His sin is so heinous that it reaches back all the way to his mother’s womb. It is as endless and overwhelming as the grave. He does not pray that his faults would be mended. He prays for them to be blotted out. He prays not that God would help him to do better next time, but that God would forget his transgressions altogether. He prays that God would not throw him away like a piece of refuse. He prays not for an improved heart, but for a new and clean heart to be created within him, and for a right spirit to be made new again in him.
When this poetic version of David looks at himself he does not see a fixer-upper. He sees a teardown. He begs God for a fresh start, another chance, a new creation. From this very abyss of need, he grasps something important about the God he has known since he was a boy: “The sacrifice acceptable to God is a broken spirit; a broken and contrite heart, O God, you will not despise.”
As one commentator points out, it is common for the Biblical prophets to call for ethical conduct as a sacrifice to God that is preferable to burnt offerings. But “here there is an arresting new emphasis on an inward condition of contrition. It is a person’s remorse over past actions, or perhaps simply his authentic grief over his desperate plight, that God accepts instead of sacrifice.”
It’s no small thing to stare your worst moment directly in the face.

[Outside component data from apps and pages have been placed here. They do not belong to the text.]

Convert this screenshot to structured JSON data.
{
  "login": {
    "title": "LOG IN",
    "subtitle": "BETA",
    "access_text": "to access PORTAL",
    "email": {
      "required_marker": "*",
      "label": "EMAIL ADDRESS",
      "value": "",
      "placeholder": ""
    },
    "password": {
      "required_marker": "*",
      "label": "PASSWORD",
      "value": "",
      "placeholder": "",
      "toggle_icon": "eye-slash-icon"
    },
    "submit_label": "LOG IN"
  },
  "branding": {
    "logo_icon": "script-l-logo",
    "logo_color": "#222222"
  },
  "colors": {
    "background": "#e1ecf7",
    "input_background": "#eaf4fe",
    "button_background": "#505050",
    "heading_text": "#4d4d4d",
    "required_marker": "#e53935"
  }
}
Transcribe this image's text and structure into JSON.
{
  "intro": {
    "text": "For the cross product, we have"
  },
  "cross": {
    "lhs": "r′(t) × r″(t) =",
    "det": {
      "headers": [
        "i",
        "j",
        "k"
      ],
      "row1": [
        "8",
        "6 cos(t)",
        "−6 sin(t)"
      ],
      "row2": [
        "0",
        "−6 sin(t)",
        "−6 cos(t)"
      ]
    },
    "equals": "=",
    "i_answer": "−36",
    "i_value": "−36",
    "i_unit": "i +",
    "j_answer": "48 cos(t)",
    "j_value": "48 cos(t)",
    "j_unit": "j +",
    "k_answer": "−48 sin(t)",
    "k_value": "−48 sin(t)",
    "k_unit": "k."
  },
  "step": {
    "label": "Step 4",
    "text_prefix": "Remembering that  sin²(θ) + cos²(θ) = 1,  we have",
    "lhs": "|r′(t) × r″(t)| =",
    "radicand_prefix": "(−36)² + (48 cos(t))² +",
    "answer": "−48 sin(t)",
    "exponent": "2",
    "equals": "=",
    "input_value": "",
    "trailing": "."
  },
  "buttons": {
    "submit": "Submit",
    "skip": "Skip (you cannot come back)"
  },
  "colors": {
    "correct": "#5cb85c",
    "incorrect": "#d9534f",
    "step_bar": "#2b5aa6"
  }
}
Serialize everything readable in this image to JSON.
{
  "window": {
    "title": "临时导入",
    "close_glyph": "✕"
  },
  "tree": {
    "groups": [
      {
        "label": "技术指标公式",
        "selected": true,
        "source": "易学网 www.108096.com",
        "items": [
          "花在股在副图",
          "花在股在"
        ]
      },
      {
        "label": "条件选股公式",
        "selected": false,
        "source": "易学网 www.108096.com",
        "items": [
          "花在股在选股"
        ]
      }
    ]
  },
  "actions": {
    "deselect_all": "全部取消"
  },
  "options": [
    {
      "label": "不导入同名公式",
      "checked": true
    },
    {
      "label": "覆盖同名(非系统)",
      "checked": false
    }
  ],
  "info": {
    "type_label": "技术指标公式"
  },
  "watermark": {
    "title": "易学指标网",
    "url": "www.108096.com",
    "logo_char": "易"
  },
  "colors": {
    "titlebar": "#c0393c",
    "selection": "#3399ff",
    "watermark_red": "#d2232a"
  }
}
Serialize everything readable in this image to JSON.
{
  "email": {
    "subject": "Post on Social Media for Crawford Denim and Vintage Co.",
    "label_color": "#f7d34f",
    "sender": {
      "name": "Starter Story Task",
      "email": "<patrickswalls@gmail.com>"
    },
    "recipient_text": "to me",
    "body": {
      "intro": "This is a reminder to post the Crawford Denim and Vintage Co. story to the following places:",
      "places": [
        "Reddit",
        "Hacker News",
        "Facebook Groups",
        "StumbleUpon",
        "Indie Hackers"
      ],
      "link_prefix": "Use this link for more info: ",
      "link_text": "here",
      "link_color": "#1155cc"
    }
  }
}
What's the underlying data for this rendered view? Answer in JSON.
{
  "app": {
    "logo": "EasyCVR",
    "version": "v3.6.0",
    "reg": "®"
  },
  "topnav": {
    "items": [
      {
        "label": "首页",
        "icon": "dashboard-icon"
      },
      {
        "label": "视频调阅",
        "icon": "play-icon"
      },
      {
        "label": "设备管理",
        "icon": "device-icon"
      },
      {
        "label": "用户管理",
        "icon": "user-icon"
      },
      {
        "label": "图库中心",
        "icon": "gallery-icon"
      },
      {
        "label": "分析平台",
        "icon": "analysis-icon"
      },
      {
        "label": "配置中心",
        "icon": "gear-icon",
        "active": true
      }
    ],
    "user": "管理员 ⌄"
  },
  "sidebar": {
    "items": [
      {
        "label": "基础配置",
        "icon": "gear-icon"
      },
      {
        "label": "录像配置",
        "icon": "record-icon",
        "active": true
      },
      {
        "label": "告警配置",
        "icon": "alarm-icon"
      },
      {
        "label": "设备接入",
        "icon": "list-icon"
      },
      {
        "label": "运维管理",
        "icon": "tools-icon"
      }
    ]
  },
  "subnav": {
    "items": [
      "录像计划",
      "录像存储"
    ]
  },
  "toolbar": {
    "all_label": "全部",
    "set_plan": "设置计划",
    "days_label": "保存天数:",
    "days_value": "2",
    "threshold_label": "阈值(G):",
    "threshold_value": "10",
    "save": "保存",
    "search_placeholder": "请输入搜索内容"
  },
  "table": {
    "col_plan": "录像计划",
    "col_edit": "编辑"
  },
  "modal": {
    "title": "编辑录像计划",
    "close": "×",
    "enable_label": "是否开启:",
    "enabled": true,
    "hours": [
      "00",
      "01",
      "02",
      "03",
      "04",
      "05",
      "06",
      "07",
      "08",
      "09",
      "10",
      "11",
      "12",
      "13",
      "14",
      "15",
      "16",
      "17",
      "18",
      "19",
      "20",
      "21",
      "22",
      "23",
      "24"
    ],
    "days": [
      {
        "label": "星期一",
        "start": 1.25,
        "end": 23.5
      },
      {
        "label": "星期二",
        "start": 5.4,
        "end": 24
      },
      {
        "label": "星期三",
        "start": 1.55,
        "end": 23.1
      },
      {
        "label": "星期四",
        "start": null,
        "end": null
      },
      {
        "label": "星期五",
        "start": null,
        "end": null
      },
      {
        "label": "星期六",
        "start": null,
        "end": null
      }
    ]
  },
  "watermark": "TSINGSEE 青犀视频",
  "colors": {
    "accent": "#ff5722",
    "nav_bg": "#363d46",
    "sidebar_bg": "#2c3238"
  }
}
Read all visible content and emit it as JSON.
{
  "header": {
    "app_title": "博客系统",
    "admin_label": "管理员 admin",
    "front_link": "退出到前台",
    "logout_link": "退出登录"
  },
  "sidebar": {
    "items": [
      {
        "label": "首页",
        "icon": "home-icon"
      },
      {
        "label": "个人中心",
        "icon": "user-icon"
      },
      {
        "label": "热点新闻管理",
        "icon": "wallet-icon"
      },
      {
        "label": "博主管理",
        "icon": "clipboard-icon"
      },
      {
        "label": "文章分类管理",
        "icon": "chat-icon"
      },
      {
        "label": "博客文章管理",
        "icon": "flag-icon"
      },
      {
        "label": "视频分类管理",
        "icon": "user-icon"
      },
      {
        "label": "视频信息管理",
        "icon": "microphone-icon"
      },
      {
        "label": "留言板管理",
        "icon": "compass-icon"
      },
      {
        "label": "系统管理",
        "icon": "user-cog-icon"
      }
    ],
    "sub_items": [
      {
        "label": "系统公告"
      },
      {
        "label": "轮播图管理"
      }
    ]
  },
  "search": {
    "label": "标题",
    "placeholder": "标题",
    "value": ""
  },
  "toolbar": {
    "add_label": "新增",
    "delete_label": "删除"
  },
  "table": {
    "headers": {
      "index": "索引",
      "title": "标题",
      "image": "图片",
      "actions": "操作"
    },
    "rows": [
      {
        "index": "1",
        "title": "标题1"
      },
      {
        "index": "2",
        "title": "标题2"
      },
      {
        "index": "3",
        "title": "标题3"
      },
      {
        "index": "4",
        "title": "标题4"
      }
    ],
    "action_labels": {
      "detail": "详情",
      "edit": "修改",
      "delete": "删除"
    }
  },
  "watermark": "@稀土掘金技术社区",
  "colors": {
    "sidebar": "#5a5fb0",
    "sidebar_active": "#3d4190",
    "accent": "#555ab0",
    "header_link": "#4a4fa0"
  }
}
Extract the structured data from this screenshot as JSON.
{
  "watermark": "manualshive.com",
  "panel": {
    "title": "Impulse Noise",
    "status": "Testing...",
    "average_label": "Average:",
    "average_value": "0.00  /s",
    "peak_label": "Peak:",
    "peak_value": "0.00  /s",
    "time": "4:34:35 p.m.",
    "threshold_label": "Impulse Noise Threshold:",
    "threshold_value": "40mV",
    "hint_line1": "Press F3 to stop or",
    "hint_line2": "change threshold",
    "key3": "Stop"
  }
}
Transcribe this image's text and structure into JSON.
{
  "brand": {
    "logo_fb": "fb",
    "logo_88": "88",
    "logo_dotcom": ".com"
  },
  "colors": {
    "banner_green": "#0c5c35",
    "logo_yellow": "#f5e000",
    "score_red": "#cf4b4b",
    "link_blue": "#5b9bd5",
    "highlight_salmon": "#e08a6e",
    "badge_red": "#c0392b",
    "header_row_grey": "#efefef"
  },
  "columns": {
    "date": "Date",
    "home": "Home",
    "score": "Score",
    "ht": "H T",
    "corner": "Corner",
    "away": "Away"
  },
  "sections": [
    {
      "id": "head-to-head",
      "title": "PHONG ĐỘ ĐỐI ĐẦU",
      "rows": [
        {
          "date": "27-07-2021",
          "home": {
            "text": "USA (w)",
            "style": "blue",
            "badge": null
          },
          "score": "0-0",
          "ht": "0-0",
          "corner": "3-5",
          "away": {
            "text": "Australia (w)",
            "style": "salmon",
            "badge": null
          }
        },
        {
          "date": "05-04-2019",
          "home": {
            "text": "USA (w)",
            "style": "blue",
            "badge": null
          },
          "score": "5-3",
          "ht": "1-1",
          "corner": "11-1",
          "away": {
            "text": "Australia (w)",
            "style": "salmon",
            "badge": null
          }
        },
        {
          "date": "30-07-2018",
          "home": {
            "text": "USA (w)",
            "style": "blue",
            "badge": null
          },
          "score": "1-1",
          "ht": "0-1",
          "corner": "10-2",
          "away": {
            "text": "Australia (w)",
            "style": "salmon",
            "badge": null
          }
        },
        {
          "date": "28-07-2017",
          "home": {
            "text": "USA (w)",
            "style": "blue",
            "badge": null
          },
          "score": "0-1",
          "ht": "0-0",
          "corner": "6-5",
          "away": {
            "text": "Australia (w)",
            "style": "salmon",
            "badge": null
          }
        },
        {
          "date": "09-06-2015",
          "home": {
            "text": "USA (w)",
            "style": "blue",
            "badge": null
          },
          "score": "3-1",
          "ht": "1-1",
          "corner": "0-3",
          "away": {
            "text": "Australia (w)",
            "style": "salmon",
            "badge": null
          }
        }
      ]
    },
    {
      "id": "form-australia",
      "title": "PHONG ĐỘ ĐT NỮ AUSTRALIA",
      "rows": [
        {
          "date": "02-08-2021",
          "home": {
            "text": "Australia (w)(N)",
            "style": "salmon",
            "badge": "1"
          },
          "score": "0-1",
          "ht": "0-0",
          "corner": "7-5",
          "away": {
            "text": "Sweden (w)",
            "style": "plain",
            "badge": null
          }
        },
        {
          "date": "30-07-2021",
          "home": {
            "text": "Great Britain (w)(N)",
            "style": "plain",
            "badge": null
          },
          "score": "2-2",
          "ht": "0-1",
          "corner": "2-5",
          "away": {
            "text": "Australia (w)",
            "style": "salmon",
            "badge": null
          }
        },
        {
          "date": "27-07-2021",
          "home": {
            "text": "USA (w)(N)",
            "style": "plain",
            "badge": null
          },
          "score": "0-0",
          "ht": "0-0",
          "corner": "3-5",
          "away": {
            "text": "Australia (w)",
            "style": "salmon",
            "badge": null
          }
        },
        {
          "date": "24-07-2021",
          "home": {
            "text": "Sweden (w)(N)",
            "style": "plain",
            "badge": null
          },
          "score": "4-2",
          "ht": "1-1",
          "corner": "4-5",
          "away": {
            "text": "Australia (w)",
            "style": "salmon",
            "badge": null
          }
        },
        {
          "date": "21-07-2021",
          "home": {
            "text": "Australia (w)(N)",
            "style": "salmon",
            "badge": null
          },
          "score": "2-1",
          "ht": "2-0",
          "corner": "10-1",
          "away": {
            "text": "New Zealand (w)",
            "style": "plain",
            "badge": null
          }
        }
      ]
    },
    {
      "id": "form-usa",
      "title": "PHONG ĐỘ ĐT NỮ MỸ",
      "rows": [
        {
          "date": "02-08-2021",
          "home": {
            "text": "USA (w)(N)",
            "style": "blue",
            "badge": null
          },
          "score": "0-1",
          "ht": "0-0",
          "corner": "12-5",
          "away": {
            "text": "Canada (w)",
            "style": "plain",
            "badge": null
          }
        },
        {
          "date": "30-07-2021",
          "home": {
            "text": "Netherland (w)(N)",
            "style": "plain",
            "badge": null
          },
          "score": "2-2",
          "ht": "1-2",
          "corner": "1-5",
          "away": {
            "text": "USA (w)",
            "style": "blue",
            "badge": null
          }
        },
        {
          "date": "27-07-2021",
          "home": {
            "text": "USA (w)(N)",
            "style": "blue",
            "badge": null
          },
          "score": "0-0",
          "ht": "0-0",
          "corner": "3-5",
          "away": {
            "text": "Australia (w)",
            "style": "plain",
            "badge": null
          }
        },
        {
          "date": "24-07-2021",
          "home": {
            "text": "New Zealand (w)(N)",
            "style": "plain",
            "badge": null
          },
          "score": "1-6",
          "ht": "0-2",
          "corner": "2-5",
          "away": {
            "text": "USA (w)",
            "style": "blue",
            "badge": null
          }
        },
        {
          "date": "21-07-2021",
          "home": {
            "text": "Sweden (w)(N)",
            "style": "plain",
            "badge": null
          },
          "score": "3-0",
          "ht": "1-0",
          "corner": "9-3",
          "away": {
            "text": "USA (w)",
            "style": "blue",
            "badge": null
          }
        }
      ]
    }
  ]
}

It’s amazing how one deed can reach backward and forward in a life and end up grabbing hold of everything. And to do this with honesty is to risk tumbling all the way to the bottom.
Thankfully–and this is something of a mystery–God accepts this fall to the bottom more readily than a gift offered with a clean conscience. God’s love, as Luther says, does not find its object but creates it. This “is clear because the love of God which lives in man loves sinners, evil persons, fools, and weaklings in order to make them righteous, good, wise, and strong. Rather than seeking its own good, the love of God flows forth and bestows good. Therefore sinners are attractive because they are loved,” Luther goes on, “not loved because they are attractive.”
This is true every day of the year, of course, and it is expressed in virtually everything we do as the church. But on today of all days, we stand together and embrace a visual reminder of a very intimate sort: a cross in ash on our heads to remind ourselves and each other that we are indeed dust, that our need for God is total. And we do all of this not to wallow, and not to impress God with our own expressions of worthlessness. We do it because God wishes always to flow forth in love, making sinners righteous, good, wise, and strong. Making sinners righteous, good, wise and strong. And not seeking out righteousness, or topping off our supply, or fixing us up around the margins, but making sinners righteous. Restoring to us the joy of God’s salvation, upholding us anew in a free and generous spirit. Amen.